Sensory evaluations and chemical analyses were used to investigate the effects of various postharvest handling procedures on composition and flavor quality of ‘Cal Ace’ tomatoes (Lycopersicon esculentum Mill.) harvested at the mature-green and light-pink stages. Ethylene treatment to speed ripening of green tomatoes at 20°C resulted in a higher reduced ascorbic acid content at the table-ripe stage and did not influence flavor when compared with fruits ripened without added ethylene. Using a low-O2 atmosphere to retard ripening had less of an effect on flavor than stage of ripeness at harvest. No differences were found between fruits where ripening was delayed by using 4% O2-atmosphere at 20° or by using low temperature (12.5°). Exposing fruits to 5° for 7 days before ripening at 20° affected flavor; i.e., chilled fruits were more acid. Above the chilling range (0-12.5°); duration of holding after harvest was more important than storage temperature. Lower holding periods resulted in loss of characteristic “tomato-like” flavor and development of “off-flavors.” Mature-green fruits, ripened at 20° under restricted air flow, had increased “off-flavors” when compared to those ripened under accelerated air exchange. Light-pink fruits subjected to impact bruising before ripening had more “off-flavor” and less “tomatolike” flavor than those without physical damage. Quantitative differences in a few volatile components were found with certain treatments, but no qualitative differences were detected and there was no significant difference in total volatile content among any of the treatments tested.

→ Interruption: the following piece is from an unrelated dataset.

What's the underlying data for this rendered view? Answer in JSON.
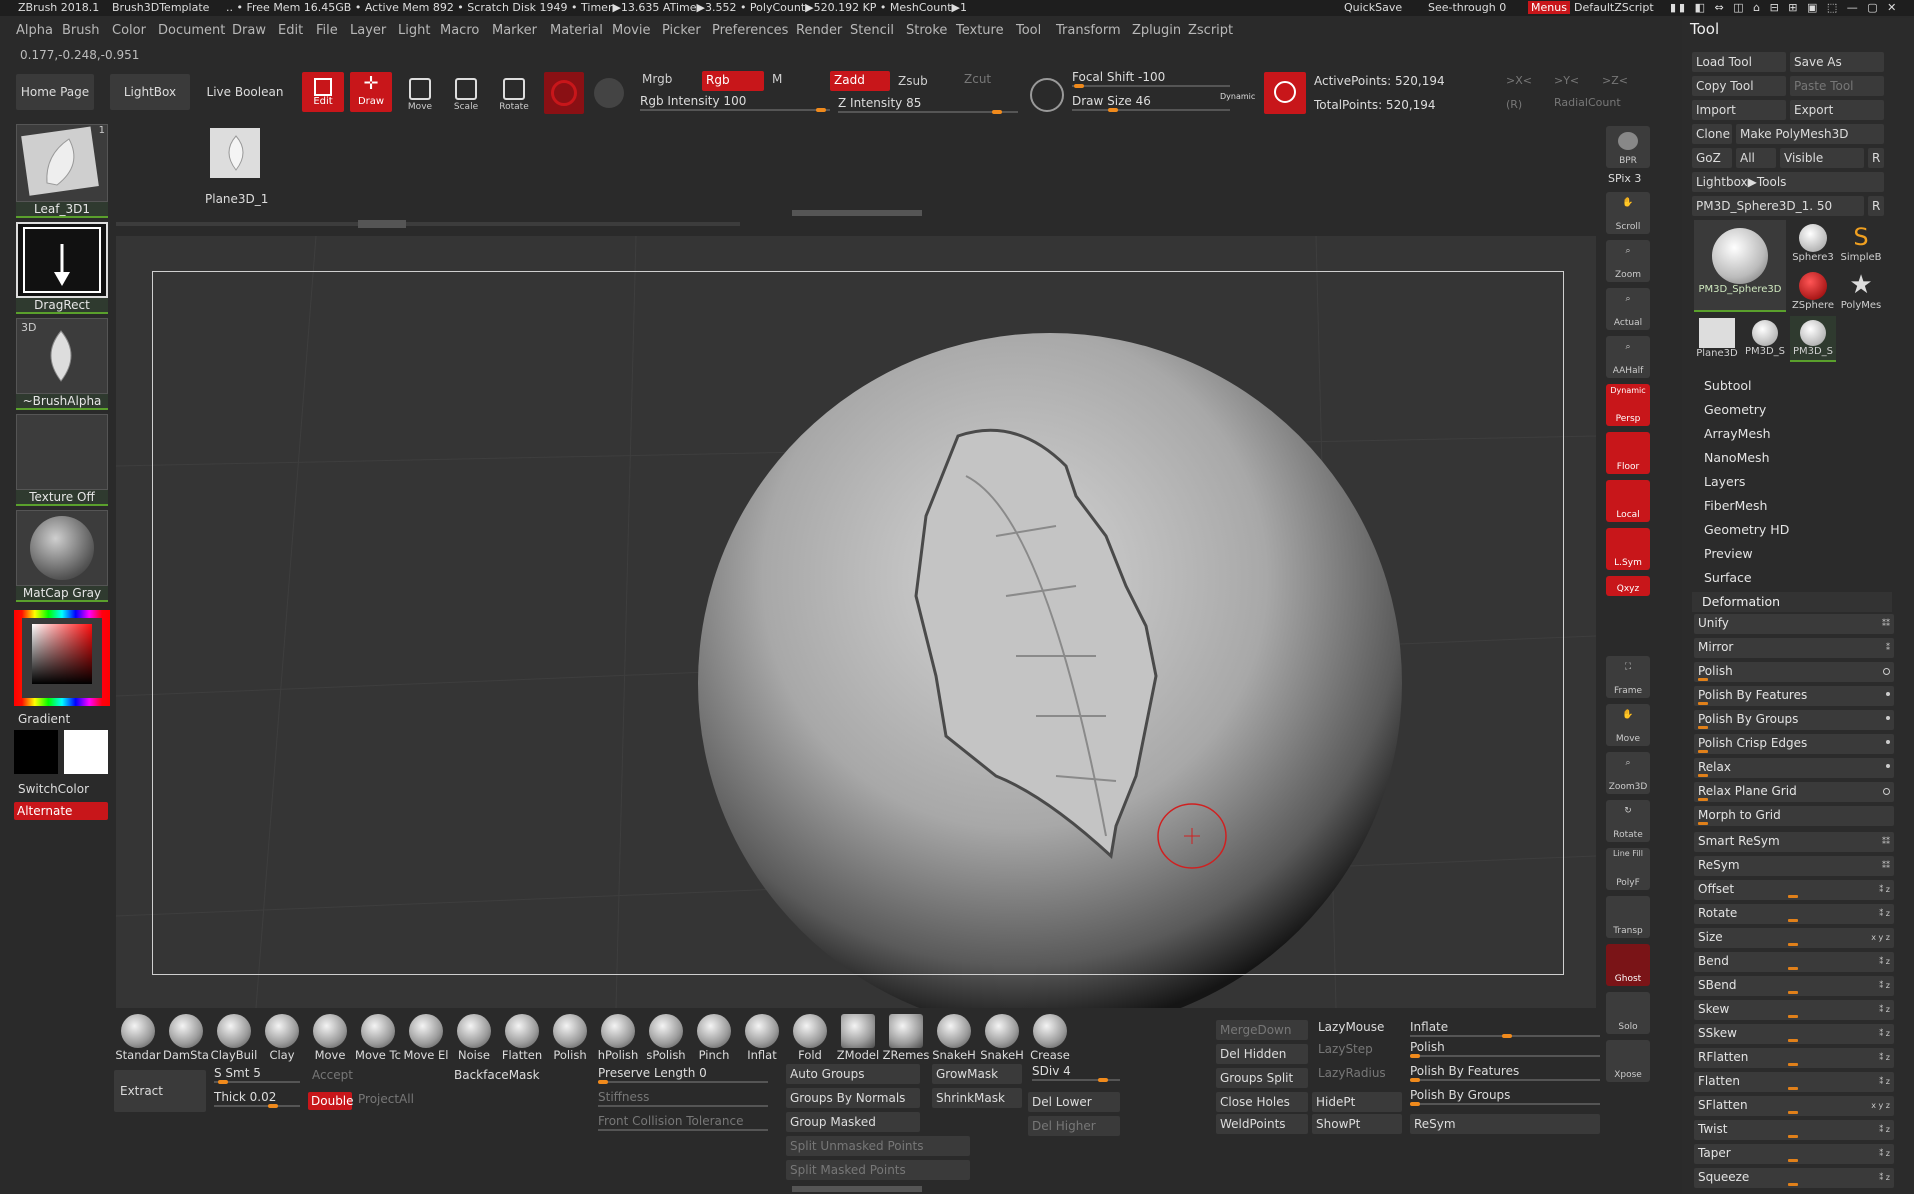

For many horticultural crops, selection is based on quality as well as yield. To investigate the distribution of trait variation and identify those attributes appropriate for developing selection indices, we collected and organized information related to fruit size, shape, color, soluble solids, acid, and yield traits for 143 processing tomato (Solanum lycopersicum L.) lines from North America. Evaluation of the germplasm panel was conducted in a multiyear, multilocation trial. Data were stored in a flat-file format and in a trait ontology database, providing a public archive. We estimated variance components and proportion of variance resulting from genetics for each trait. Genetic variance was low to moderate (range, 0.03–0.51) for most traits, indicating high environmental influence on trait expression and/or complex genetic architecture. Phenotypic values for each line were estimated across environments as best linear unbiased predictors (BLUPs). Principal components (PC) analysis using the trait BLUPs provided a means to assess which traits explained variation in the germplasm. The first two PCs explained 28.0% and 16.2% of the variance and were heavily weighted by measures of fruit shape and size. The third PC explained 12.9% of the phenotypic variance and was determined by fruit color and yield components. Trait BLUPs and the first three PCs were also used to explore the relationship between phenotypes and the origin of the accessions. We were able to differentiate germplasm for fruit size, fruit shape, yield, soluble solids, and color based on origin, indicating regional breeding programs provide a source of trait variation. These analyses suggest that multitrait selection indices could be established that encompass quality traits in addition to yield. However, such indices will need to balance trait correlations and be consistent with market valuation.